Mike Taylor has recently completed one of the first major milestones towards his PhD candidature at The University of Western Australia: the presentation of his PhD Proposal for fellow academics! This is a key step on Mike’s PhD journey, and was the perfect opportunity for Mike to share his research plan with students, researchers and external academics, and receive feedback on the research he is planning to undertake over the next few years.

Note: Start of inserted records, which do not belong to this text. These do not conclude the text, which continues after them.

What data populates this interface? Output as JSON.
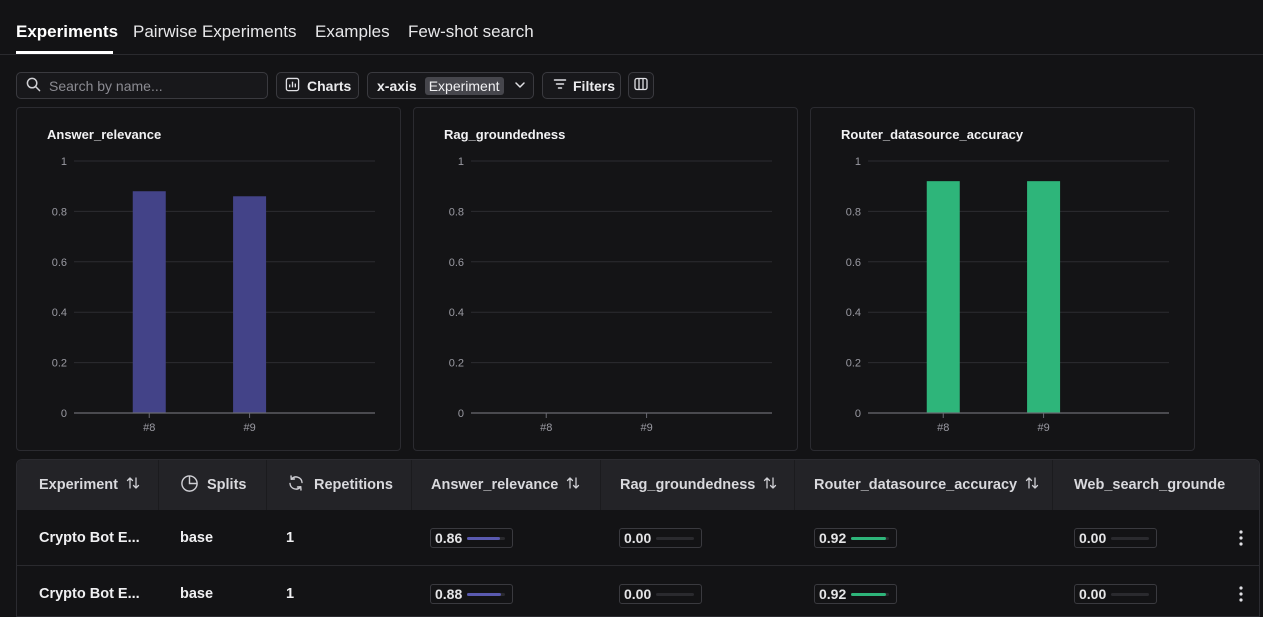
{
  "tabs": {
    "experiments": "Experiments",
    "pairwise": "Pairwise Experiments",
    "examples": "Examples",
    "fewshot": "Few-shot search"
  },
  "toolbar": {
    "search_placeholder": "Search by name...",
    "charts_label": "Charts",
    "xaxis_label": "x-axis",
    "xaxis_value": "Experiment",
    "filters_label": "Filters"
  },
  "chart_data": [
    {
      "type": "bar",
      "title": "Answer_relevance",
      "categories": [
        "#8",
        "#9"
      ],
      "values": [
        0.88,
        0.86
      ],
      "color": "#434388",
      "ylim": [
        0,
        1
      ],
      "yticks": [
        "1",
        "0.8",
        "0.6",
        "0.4",
        "0.2",
        "0"
      ],
      "grid": true
    },
    {
      "type": "bar",
      "title": "Rag_groundedness",
      "categories": [
        "#8",
        "#9"
      ],
      "values": [
        0,
        0
      ],
      "color": "#434388",
      "ylim": [
        0,
        1
      ],
      "yticks": [
        "1",
        "0.8",
        "0.6",
        "0.4",
        "0.2",
        "0"
      ],
      "grid": true
    },
    {
      "type": "bar",
      "title": "Router_datasource_accuracy",
      "categories": [
        "#8",
        "#9"
      ],
      "values": [
        0.92,
        0.92
      ],
      "color": "#2eb57a",
      "ylim": [
        0,
        1
      ],
      "yticks": [
        "1",
        "0.8",
        "0.6",
        "0.4",
        "0.2",
        "0"
      ],
      "grid": true
    }
  ],
  "table": {
    "headers": {
      "experiment": "Experiment",
      "splits": "Splits",
      "repetitions": "Repetitions",
      "answer_relevance": "Answer_relevance",
      "rag_groundedness": "Rag_groundedness",
      "router_datasource_accuracy": "Router_datasource_accuracy",
      "web_search": "Web_search_grounde"
    },
    "rows": [
      {
        "experiment": "Crypto Bot E...",
        "splits": "base",
        "repetitions": "1",
        "answer_relevance": "0.86",
        "answer_relevance_frac": 0.86,
        "rag_groundedness": "0.00",
        "rag_groundedness_frac": 0,
        "router_accuracy": "0.92",
        "router_accuracy_frac": 0.92,
        "web_search": "0.00",
        "web_search_frac": 0
      },
      {
        "experiment": "Crypto Bot E...",
        "splits": "base",
        "repetitions": "1",
        "answer_relevance": "0.88",
        "answer_relevance_frac": 0.88,
        "rag_groundedness": "0.00",
        "rag_groundedness_frac": 0,
        "router_accuracy": "0.92",
        "router_accuracy_frac": 0.92,
        "web_search": "0.00",
        "web_search_frac": 0
      }
    ]
  },
  "colors": {
    "purple": "#434388",
    "purple_light": "#5a5ab0",
    "green": "#2eb57a"
  }
}
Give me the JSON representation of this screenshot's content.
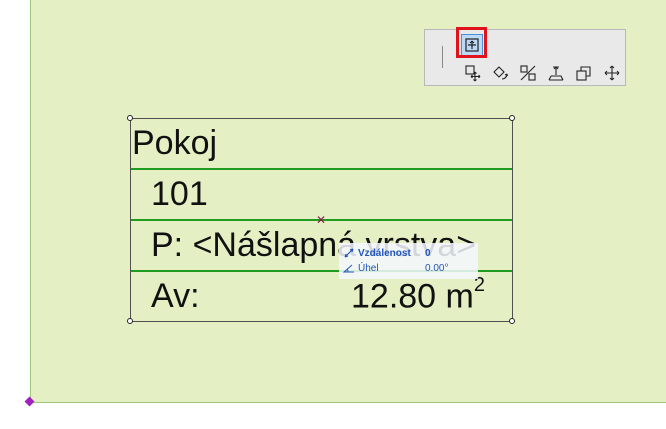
{
  "zone_stamp": {
    "name": "Pokoj",
    "number": "101",
    "floor_line": "P: <Nášlapná vrstva>",
    "area_label": "Av:",
    "area_value": "12.80 m",
    "area_unit_sup": "2"
  },
  "tracker": {
    "distance_label": "Vzdálenost",
    "distance_value": "0",
    "angle_label": "Úhel",
    "angle_value": "0.00°"
  },
  "pet_palette": {
    "top_tool": "move-sub-element-icon",
    "tools": [
      "drag-icon",
      "rotate-icon",
      "mirror-icon",
      "elevate-icon",
      "multiply-icon",
      "move-icon"
    ]
  },
  "colors": {
    "canvas": "#e4f0c4",
    "zone_lines": "#1f9c20",
    "highlight": "#e0121b",
    "tracker_text": "#2255bb"
  }
}
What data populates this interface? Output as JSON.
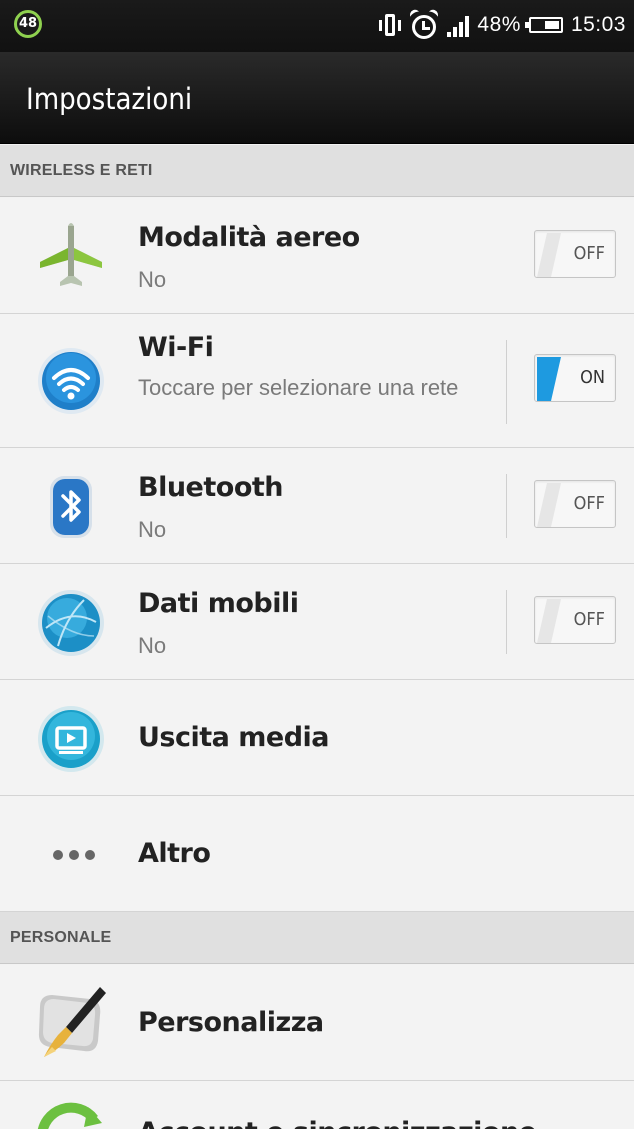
{
  "status_bar": {
    "badge": "48",
    "battery_percent": "48%",
    "time": "15:03",
    "icons": [
      "vibrate-icon",
      "alarm-icon",
      "signal-icon",
      "battery-icon"
    ]
  },
  "header": {
    "title": "Impostazioni"
  },
  "sections": {
    "wireless": "WIRELESS E RETI",
    "personal": "PERSONALE"
  },
  "rows": {
    "airplane": {
      "label": "Modalità aereo",
      "sub": "No",
      "toggle": "OFF",
      "icon": "airplane-icon"
    },
    "wifi": {
      "label": "Wi-Fi",
      "sub": "Toccare per selezionare una rete",
      "toggle": "ON",
      "icon": "wifi-icon"
    },
    "bluetooth": {
      "label": "Bluetooth",
      "sub": "No",
      "toggle": "OFF",
      "icon": "bluetooth-icon"
    },
    "mobile_data": {
      "label": "Dati mobili",
      "sub": "No",
      "toggle": "OFF",
      "icon": "globe-icon"
    },
    "media_output": {
      "label": "Uscita media",
      "icon": "media-output-icon"
    },
    "more": {
      "label": "Altro",
      "icon": "more-icon"
    },
    "personalize": {
      "label": "Personalizza",
      "icon": "brush-icon"
    },
    "partial": {
      "label": "Account e sincronizzazione",
      "icon": "sync-icon"
    }
  },
  "colors": {
    "accent_blue": "#2a9ad8",
    "toggle_on": "#1e9ae0",
    "green": "#8fd14f"
  }
}
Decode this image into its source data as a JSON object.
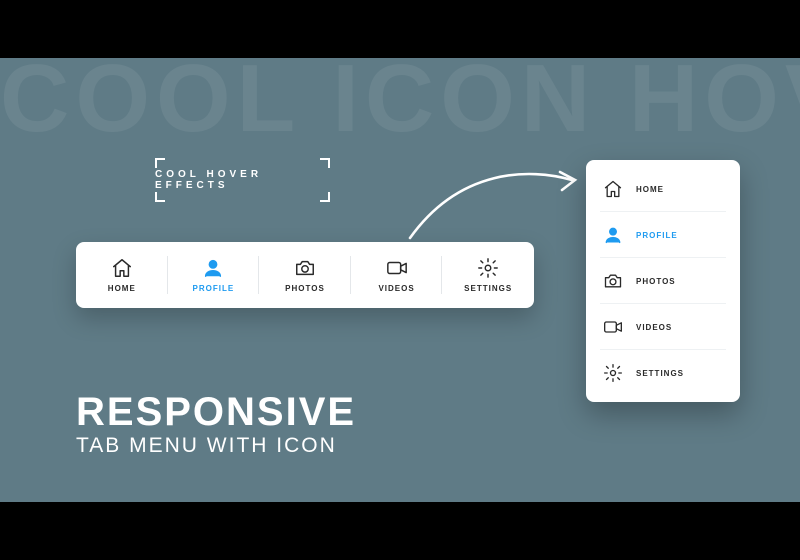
{
  "background_text": "COOL ICON HOVER",
  "hover_label": "COOL HOVER EFFECTS",
  "title_line1": "RESPONSIVE",
  "title_line2": "TAB MENU WITH ICON",
  "accent_color": "#1e9bf0",
  "bg_color": "#5f7b86",
  "active_index": 1,
  "menu": [
    {
      "label": "HOME",
      "icon": "home"
    },
    {
      "label": "PROFILE",
      "icon": "user"
    },
    {
      "label": "PHOTOS",
      "icon": "camera"
    },
    {
      "label": "VIDEOS",
      "icon": "video"
    },
    {
      "label": "SETTINGS",
      "icon": "gear"
    }
  ]
}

Mike’s project is focussed on understanding the spatial use of grazing marine megafauna in Shark Bay (Gathaagudu). Green turtles and Dugongs are unique in the marine environment as species that graze on large seagrass beds. These animals rely on seagrasses as a food source and in turn shape the seagrass environment through how and where they feed. Unfortunately, human pressures and the impacts of climate change have severely impacted populations across the world, with Shark Bay being one of the most important remaining population centres. Shark Bay contains some of the largest seagrass meadows in the world as well as large populations of both green turtles and dugongs. Climate change is thought to be the single biggest threat to the habitats and animals found in Shark Bay making understanding the evolving relationships between grazing marine megafauna and their seagrass habitat a priority. The aim of Mike’s PhD is to gain an understanding of where and why these animals move, as well as to provide tools to assist the ongoing protection of these iconic species.